  • Is highly task-oriented and has great respect for rules, referees, and opponents
  • Has high moral values

Ego-oriented goal setters:

  • Has high motivation over a longer period of time
  • Is occupied with measuring up with others
  • Believes that being skillful gives higher social status
  • Experiences more anxiety because he puts his ego at risk each time he participates in his skill
  • Gives up more easily when experiencing defeat
  • Believes that if you succeed with less effort, you are superior to others
  • Wants to show his skill to others and isn't perceptive to feedback from coaches and other authorities
  • Will more easily cheat and show aggression
  • Has lower moral standards
  • Has a higher tendency of burnout

Looking at the two, most of us want to be the task-oriented goal setters, but I believe that most of us have a tendency to at least sometimes be ego-oriented. We want to be better and more superior than the mainstream, or at least better than the guy next to us in the gym. I don’t believe that most of us have to change in order to be better individuals and succeed in our quest for elite fitness. We all just have to make our goals suit the task-oriented lifestyle.

In order to do this, I recommend that everyone read Jim Wendler's 5/3/1 masterpiece. It’s all there! It isn't defined as task and ego-oriented, but it’s all turned to task, task, and task: well-defined, always measuring up with yourself, and over and over again repeating the mantra, "Leave your ego at home!"

Really wanting to be a better you and not caring about other idiots is the only way to continuously improve and never quit. It isn't a lifelong process. It's life itself! Be the best you can be by constantly beating yourself.

What I find is that of all my clients, the ones who can totally engage in this mindset are the ones with the most success. They don't just do it by constantly setting new PRs. They also have this mindset in aesthetics, health, and life. If your main goal is to beat your own PRs in all aspects of physical effort (strength, aerobic and aerobic endurance, speed, and flexibility), all the other "side effects" will come along.

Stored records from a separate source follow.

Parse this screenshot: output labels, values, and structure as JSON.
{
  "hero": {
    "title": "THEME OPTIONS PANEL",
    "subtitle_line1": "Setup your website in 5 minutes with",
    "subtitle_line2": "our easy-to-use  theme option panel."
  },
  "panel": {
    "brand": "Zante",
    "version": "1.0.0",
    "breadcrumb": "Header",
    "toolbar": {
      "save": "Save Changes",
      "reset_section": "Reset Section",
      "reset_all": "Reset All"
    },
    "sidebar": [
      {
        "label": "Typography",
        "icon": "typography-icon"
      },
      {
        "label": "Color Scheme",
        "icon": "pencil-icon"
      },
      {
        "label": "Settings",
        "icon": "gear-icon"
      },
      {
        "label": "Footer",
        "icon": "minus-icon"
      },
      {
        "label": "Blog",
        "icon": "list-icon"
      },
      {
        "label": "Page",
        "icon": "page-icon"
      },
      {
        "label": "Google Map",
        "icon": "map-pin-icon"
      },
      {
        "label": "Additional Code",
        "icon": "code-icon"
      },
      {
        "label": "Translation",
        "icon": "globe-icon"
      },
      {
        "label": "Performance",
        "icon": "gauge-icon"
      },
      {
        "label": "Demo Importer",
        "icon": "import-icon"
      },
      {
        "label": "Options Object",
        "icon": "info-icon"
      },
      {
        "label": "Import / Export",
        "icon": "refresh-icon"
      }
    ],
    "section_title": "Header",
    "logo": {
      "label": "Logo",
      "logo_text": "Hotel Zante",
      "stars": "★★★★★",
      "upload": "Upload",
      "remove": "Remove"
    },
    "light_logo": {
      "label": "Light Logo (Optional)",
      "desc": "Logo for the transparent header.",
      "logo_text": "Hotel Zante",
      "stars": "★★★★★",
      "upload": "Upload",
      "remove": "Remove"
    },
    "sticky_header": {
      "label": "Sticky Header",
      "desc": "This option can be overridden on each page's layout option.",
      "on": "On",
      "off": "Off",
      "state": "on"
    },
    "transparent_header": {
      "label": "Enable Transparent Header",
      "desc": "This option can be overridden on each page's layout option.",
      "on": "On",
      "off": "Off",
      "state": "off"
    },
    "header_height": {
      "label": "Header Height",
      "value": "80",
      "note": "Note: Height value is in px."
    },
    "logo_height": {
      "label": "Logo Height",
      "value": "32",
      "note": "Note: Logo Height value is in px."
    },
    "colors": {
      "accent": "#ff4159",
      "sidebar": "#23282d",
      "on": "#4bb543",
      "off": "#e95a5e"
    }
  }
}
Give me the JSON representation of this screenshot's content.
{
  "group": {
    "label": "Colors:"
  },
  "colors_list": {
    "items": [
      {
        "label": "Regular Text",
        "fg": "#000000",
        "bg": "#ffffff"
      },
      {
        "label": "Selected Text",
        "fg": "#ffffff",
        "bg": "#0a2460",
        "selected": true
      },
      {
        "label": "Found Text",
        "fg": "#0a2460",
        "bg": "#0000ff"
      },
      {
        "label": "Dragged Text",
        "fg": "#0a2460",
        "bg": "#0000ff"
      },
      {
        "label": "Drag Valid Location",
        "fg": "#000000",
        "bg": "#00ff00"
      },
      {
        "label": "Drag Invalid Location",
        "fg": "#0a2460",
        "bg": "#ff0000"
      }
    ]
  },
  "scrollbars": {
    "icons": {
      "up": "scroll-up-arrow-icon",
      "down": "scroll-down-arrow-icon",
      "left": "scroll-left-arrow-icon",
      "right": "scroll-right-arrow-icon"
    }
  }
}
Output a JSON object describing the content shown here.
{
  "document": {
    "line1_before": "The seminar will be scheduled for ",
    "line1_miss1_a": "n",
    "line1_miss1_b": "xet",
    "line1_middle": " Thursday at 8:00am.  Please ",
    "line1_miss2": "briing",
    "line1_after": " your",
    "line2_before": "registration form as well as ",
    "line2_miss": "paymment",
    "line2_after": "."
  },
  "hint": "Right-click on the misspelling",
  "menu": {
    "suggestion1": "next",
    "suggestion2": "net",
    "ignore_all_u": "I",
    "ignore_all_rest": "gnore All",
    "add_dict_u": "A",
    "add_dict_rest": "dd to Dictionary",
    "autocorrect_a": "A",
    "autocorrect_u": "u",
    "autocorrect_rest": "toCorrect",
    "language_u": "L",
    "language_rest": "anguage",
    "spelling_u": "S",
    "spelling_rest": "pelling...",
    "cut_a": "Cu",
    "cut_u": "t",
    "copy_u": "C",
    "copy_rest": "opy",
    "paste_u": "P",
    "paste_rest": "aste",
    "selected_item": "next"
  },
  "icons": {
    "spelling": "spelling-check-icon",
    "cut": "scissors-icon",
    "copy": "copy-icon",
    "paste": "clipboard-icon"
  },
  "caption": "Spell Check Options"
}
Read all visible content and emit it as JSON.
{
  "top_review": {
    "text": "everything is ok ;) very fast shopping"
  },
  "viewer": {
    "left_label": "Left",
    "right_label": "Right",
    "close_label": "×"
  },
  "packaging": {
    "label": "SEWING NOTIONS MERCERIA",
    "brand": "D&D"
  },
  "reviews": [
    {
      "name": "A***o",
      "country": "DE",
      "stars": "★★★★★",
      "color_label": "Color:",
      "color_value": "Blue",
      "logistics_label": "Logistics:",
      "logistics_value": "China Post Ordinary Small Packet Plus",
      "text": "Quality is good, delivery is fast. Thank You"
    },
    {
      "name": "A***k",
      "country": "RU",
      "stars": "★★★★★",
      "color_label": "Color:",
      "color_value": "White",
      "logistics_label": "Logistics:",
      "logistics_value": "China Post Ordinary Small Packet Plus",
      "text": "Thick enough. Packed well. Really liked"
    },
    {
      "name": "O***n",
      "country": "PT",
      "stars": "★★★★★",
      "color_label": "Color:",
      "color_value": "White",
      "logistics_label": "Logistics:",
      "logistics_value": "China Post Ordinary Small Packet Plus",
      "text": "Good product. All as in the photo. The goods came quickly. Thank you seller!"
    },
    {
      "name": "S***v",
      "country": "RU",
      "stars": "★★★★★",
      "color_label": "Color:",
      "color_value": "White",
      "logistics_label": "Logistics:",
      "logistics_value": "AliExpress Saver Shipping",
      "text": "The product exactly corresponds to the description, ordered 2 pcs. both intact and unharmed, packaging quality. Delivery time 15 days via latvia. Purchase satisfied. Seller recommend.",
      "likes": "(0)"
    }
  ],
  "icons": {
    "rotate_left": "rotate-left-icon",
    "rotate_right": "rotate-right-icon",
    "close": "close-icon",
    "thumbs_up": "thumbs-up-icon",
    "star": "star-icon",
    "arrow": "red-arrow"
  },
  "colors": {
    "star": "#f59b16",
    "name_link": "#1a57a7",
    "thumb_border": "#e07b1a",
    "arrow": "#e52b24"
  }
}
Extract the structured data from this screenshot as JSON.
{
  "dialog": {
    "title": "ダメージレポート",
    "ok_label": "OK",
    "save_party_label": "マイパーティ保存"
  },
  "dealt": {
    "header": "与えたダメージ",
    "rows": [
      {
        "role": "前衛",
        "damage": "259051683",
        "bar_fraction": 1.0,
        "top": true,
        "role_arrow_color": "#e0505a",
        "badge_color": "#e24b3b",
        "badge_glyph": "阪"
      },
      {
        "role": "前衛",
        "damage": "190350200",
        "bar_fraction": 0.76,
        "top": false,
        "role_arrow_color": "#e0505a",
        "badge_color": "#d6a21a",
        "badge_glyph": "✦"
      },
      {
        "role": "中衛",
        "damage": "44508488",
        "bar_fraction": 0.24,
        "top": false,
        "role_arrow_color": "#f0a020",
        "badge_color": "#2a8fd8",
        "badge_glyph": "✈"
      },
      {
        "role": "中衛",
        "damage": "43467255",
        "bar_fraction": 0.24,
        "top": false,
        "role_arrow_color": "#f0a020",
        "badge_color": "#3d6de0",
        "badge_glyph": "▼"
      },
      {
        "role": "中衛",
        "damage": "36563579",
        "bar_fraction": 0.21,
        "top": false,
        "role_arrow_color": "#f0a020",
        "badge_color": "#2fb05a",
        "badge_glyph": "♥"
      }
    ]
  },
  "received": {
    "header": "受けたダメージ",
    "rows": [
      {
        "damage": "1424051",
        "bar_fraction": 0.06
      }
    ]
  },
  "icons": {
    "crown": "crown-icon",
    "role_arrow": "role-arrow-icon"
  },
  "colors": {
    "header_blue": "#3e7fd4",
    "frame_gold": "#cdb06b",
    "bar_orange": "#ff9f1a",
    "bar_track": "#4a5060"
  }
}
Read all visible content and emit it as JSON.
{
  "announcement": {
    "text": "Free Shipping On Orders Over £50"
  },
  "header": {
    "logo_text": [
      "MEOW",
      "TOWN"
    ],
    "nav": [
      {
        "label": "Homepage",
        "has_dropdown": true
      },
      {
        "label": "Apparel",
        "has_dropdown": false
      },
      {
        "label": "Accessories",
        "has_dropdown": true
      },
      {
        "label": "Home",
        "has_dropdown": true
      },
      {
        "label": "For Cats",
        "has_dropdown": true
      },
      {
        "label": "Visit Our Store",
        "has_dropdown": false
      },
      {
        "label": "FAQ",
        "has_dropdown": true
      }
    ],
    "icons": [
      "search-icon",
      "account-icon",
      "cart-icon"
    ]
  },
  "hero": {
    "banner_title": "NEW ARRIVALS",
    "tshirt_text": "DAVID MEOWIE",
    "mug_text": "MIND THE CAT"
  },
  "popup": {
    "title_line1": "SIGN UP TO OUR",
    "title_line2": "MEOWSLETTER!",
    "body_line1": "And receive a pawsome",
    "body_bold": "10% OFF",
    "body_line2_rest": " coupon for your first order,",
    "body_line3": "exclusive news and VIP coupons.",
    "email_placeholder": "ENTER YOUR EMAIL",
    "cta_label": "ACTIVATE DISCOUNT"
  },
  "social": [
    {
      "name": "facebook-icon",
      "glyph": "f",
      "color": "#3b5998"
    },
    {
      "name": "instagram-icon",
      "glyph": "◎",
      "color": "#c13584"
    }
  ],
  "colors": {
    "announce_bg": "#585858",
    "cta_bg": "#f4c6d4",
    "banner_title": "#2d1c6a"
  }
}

You will have better health. You will be stronger. You will feel better. You will look good. You will be a better you!

What is important to you?To slim down, to bulk up, to have more confidence, or better health? Write down these aspects on a piece of paper and put it somewhere safe and out of sight.

Test your physique!

Most of you should seek out someone who knows what they're doing because most of us are pussies when it comes to this point. Find someone who will test your VO2 max if you hate cardio, or will make you suffer a five-rep max back squat test if you never do any good leg work. Test your endurance, speed, flexibility, and strength.

After this, you're left with a handful of stuff you pretty much don't master, don't know much about, or have never done before. By setting concrete goals within those things, you will experience progress like you've never seen before.

Don’t strengthen your strengths

I just want to mention this because it's one of the most common faults you'll see as a result of poor goal setting and poor exercise planning. The ones who do this are definitely ego-oriented. A guy walks into a gym. He has a huge chest, his shoulders are rotated forward, and he has tiny legs compared to his upper body with a nice beer belly. What does he do two to three times a week at the gym? Cardio? Nope. Squats? Maybe once a week. He lays down on the bench and keeps on doing the one skill he has mastered.

It takes an incredible amount of dedication, work, and good genes to take a huge bench (or any other compound lift) and make it world class. On the other hand, turning a “normal” lift into something extraordinary takes only good planning and dedication.

Making the effort

Follow your plan. Go to the gym, execute your main lifts with total focus, get your assistance work done as good as you possibly can, and go home. After one cycle, think about what points are on the weaker side (the stuff you hate to do). Do that stuff even more and kick ass!